» **What is required**: The required output is every entry below, copied exactly.

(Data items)

※ ※ ※

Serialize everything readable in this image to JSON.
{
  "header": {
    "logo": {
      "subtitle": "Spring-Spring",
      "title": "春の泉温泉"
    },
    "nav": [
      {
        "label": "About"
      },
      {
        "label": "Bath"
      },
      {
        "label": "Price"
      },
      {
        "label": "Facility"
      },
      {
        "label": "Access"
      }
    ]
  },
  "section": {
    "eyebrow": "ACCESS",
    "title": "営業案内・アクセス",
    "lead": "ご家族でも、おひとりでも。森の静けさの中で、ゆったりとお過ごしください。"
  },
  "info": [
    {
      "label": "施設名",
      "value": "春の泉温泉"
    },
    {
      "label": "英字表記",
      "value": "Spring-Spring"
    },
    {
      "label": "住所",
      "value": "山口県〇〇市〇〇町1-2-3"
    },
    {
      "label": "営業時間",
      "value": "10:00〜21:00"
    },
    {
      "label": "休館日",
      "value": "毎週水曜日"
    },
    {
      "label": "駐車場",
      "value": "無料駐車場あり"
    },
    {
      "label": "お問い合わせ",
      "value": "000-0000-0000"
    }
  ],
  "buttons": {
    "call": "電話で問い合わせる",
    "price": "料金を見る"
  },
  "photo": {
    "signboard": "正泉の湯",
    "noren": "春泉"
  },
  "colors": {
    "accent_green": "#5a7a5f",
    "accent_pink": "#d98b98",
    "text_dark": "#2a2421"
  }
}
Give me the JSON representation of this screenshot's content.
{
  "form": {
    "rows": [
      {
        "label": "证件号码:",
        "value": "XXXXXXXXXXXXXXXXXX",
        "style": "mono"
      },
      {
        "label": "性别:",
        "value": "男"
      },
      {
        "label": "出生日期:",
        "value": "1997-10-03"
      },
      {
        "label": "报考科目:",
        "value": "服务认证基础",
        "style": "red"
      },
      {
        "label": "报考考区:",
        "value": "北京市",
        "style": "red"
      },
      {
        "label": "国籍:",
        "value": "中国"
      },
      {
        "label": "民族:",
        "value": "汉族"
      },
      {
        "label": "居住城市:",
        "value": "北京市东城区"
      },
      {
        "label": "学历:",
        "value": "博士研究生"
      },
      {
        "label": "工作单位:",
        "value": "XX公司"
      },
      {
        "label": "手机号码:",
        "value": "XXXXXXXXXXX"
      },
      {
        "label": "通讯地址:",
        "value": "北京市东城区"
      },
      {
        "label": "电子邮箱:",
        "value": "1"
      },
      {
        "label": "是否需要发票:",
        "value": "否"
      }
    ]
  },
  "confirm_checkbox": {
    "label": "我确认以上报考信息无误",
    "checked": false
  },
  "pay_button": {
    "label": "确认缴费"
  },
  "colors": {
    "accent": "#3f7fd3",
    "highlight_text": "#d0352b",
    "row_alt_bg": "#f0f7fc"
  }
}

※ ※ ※

» **Expected answer**:
Serialize everything readable in this image to JSON.
{
  "header": {
    "logo": {
      "subtitle": "Spring-Spring",
      "title": "春の泉温泉"
    },
    "nav": [
      {
        "label": "About"
      },
      {
        "label": "Bath"
      },
      {
        "label": "Price"
      },
      {
        "label": "Facility"
      },
      {
        "label": "Access"
      }
    ]
  },
  "section": {
    "eyebrow": "ACCESS",
    "title": "営業案内・アクセス",
    "lead": "ご家族でも、おひとりでも。森の静けさの中で、ゆったりとお過ごしください。"
  },
  "info": [
    {
      "label": "施設名",
      "value": "春の泉温泉"
    },
    {
      "label": "英字表記",
      "value": "Spring-Spring"
    },
    {
      "label": "住所",
      "value": "山口県〇〇市〇〇町1-2-3"
    },
    {
      "label": "営業時間",
      "value": "10:00〜21:00"
    },
    {
      "label": "休館日",
      "value": "毎週水曜日"
    },
    {
      "label": "駐車場",
      "value": "無料駐車場あり"
    },
    {
      "label": "お問い合わせ",
      "value": "000-0000-0000"
    }
  ],
  "buttons": {
    "call": "電話で問い合わせる",
    "price": "料金を見る"
  },
  "photo": {
    "signboard": "正泉の湯",
    "noren": "春泉"
  },
  "colors": {
    "accent_green": "#5a7a5f",
    "accent_pink": "#d98b98",
    "text_dark": "#2a2421"
  }
}
Give me the JSON representation of this screenshot's content.
{
  "form": {
    "rows": [
      {
        "label": "证件号码:",
        "value": "XXXXXXXXXXXXXXXXXX",
        "style": "mono"
      },
      {
        "label": "性别:",
        "value": "男"
      },
      {
        "label": "出生日期:",
        "value": "1997-10-03"
      },
      {
        "label": "报考科目:",
        "value": "服务认证基础",
        "style": "red"
      },
      {
        "label": "报考考区:",
        "value": "北京市",
        "style": "red"
      },
      {
        "label": "国籍:",
        "value": "中国"
      },
      {
        "label": "民族:",
        "value": "汉族"
      },
      {
        "label": "居住城市:",
        "value": "北京市东城区"
      },
      {
        "label": "学历:",
        "value": "博士研究生"
      },
      {
        "label": "工作单位:",
        "value": "XX公司"
      },
      {
        "label": "手机号码:",
        "value": "XXXXXXXXXXX"
      },
      {
        "label": "通讯地址:",
        "value": "北京市东城区"
      },
      {
        "label": "电子邮箱:",
        "value": "1"
      },
      {
        "label": "是否需要发票:",
        "value": "否"
      }
    ]
  },
  "confirm_checkbox": {
    "label": "我确认以上报考信息无误",
    "checked": false
  },
  "pay_button": {
    "label": "确认缴费"
  },
  "colors": {
    "accent": "#3f7fd3",
    "highlight_text": "#d0352b",
    "row_alt_bg": "#f0f7fc"
  }
}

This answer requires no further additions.